Many of the recent initiatives of the Archdiocese were kickstarted by its current leader and CTE Orthodox President, Archbishop Nikitas, since his arrival in 2019. These include: the “Olive Branch Aid” Archdiocesan foodbank, which provides support to nearly 7,000 individuals each month; weekly online catechetical courses for adults and children; the “Enlightened Evenings” networking ministry for young adults; inter-religious conferences addressing the topic of modern slavery and human trafficking; grass-roots ecumenical gatherings to promote dialogue and solidarity amongst lay and ordained members of different faith communities; and an upcoming inter-disciplinary publication on pastoral aspects of dealing with cancer.
A visit from Ecumenical Patriarch Bartholemew
The high-point of the centenary celebrations of the Archdiocese of Thyateira and Great Britain is the visit this October of His All-Holiness Ecumenical Patriarch Bartholomew—spiritual head of the world’s 320 million Orthodox Christians (Eastern).
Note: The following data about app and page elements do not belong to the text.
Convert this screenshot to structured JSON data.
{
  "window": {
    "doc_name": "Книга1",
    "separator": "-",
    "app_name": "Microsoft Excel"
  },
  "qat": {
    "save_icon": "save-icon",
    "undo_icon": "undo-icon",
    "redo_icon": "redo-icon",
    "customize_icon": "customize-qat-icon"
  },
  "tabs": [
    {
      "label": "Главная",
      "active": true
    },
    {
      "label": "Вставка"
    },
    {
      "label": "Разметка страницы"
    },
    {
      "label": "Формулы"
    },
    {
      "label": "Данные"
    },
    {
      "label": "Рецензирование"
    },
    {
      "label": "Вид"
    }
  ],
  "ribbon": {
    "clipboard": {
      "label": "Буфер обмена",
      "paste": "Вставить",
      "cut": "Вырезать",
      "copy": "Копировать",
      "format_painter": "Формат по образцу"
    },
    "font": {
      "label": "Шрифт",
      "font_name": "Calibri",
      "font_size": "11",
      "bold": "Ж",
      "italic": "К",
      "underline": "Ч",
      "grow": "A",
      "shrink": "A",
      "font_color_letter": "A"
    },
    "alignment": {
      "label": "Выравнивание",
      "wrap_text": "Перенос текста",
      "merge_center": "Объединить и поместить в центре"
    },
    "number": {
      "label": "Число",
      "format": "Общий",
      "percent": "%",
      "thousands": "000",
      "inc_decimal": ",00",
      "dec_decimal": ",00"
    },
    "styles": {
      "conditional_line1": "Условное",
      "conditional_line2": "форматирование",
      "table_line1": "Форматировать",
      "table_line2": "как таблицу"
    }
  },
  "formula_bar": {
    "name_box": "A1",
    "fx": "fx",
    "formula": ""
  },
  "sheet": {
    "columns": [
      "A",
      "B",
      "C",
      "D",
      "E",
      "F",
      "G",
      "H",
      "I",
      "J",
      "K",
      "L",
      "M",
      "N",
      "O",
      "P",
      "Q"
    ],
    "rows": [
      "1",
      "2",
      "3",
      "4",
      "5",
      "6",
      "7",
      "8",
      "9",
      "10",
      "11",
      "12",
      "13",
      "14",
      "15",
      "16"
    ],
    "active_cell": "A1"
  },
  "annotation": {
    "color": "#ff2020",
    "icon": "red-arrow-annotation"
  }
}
During the Patriarch’s time in London, Archbishop Nikitas will accompany His All-Holiness to visit and celebrate with many of our local parish communities and to share first-hand the vibrant life of our Archdiocese. Another special event will be the ecumenical prayer breakfast hosted by the Archdiocese in honour of the Ecumenical Patriarch, where he will be introduced to church leaders from around London.
The centenary celebrations mark a significant milestone in the history of Orthodox Christians in the United Kingdom, but more so, highlight the transformative and enduring power of Christian community—from Jerusalem to Thyateira to London. This perseveres with its perennial spirit of solidarity, patience, compassion, understanding through dialogue and the audacious conviction that hope in Christ is the road best travelled for a better world, and a better tomorrow.
The Ecumenical Patriarchate has been one of CTE’s national Member Churches since our formation in 1990.